• Directions for this task
Please find every line of the listing below where "filter" occurs and copy it.

• Data
○ ○ ○

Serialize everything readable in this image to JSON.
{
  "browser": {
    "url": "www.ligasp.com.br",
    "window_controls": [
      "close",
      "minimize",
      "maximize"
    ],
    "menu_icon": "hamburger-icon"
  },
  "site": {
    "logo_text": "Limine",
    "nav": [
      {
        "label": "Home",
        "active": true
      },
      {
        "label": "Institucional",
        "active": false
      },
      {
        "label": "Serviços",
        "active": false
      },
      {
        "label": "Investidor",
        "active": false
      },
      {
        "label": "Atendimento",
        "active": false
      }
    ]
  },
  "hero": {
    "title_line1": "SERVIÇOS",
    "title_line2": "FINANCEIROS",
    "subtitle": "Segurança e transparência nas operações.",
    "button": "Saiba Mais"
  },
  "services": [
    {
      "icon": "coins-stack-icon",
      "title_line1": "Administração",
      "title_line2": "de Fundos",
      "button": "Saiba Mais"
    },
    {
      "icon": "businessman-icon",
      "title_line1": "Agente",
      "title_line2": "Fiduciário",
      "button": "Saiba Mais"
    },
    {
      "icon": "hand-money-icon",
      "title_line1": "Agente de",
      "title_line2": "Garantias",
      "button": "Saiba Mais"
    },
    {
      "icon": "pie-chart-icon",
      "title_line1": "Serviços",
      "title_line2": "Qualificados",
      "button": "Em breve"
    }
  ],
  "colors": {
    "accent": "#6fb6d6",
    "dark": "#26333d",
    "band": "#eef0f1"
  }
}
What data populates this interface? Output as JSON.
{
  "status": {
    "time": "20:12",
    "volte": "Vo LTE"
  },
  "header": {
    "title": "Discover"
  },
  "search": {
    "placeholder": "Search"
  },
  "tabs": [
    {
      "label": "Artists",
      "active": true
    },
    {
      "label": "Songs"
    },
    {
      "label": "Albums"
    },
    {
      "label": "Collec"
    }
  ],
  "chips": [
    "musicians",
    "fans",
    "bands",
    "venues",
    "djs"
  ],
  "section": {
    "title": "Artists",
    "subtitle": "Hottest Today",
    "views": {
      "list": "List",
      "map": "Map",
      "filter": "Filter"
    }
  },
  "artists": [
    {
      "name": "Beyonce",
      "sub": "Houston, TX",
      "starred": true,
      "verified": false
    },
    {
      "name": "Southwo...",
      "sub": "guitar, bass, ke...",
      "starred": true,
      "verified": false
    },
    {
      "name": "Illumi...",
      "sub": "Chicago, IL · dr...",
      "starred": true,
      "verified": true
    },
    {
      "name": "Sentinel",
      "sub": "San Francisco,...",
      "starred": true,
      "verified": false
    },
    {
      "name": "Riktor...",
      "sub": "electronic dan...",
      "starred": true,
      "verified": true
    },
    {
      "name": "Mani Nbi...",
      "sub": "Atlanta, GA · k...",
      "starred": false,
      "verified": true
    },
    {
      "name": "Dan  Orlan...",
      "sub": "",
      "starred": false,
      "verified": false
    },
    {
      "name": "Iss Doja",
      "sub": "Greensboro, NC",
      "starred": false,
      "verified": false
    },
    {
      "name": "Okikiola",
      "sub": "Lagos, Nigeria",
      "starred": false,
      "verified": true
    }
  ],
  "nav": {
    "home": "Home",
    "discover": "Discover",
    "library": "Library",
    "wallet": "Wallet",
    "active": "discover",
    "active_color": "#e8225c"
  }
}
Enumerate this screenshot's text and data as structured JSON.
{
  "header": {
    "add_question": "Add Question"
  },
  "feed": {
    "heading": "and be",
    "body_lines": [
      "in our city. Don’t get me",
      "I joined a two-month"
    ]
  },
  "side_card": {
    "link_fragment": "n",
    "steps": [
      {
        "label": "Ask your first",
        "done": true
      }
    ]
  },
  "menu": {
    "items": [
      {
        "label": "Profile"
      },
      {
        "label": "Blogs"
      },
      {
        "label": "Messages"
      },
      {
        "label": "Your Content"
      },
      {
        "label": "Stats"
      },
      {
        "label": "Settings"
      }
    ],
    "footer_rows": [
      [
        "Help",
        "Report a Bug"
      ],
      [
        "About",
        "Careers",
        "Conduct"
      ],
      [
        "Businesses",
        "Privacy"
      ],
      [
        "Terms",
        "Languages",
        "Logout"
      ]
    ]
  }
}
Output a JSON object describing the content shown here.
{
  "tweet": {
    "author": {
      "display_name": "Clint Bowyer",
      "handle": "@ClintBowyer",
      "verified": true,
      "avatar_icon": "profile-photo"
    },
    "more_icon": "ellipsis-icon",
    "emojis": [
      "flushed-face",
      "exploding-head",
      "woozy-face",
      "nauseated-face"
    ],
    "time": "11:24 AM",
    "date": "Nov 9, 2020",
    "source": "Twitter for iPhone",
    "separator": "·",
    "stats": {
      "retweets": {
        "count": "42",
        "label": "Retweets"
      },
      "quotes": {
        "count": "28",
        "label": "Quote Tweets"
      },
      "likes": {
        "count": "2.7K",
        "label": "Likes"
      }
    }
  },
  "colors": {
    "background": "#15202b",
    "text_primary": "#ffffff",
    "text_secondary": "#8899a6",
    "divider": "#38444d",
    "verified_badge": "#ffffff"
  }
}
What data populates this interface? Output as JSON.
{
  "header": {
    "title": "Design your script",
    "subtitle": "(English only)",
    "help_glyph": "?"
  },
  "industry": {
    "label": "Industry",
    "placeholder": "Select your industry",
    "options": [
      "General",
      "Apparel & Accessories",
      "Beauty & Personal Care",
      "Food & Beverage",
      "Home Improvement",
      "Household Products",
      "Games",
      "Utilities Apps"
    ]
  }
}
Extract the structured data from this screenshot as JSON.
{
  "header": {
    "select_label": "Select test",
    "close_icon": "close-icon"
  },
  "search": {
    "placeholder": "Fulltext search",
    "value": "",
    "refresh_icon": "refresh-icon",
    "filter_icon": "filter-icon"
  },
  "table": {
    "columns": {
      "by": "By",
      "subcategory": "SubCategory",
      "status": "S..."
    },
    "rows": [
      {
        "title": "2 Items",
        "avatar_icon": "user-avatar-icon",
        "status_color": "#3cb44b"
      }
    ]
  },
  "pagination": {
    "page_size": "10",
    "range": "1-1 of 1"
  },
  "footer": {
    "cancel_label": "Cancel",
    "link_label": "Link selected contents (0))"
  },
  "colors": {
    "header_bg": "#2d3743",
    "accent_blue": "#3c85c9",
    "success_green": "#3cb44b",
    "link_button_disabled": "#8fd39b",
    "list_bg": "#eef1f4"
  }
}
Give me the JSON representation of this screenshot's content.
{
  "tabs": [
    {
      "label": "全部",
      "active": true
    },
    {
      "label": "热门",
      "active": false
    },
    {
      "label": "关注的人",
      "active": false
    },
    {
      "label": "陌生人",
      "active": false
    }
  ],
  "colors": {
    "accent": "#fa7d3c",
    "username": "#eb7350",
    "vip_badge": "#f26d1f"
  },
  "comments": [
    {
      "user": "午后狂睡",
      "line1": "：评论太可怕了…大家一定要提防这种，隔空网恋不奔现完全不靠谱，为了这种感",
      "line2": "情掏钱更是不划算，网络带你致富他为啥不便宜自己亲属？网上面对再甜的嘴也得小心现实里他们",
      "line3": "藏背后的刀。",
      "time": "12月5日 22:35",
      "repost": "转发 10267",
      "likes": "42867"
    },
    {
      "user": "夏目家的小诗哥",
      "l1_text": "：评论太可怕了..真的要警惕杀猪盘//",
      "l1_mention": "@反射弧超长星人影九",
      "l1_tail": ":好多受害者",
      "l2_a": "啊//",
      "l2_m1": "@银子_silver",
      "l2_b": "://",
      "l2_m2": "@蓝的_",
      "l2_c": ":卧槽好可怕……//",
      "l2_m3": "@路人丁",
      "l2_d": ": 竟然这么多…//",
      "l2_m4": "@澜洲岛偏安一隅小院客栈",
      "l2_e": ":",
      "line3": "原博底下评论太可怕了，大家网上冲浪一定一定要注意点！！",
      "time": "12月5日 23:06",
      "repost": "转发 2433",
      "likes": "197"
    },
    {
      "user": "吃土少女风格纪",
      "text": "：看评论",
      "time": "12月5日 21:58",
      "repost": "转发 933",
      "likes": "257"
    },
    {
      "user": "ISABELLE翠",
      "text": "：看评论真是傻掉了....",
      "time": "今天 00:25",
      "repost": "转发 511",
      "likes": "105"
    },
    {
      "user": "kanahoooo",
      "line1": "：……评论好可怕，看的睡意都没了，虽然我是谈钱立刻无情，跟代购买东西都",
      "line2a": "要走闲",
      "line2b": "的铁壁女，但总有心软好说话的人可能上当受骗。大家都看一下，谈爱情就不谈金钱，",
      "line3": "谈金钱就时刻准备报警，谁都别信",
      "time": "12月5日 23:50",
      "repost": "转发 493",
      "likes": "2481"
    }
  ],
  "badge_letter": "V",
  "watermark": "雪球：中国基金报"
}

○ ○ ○

• Exercise answer
      "filter": "Filter"
    "filter_icon": "filter-icon"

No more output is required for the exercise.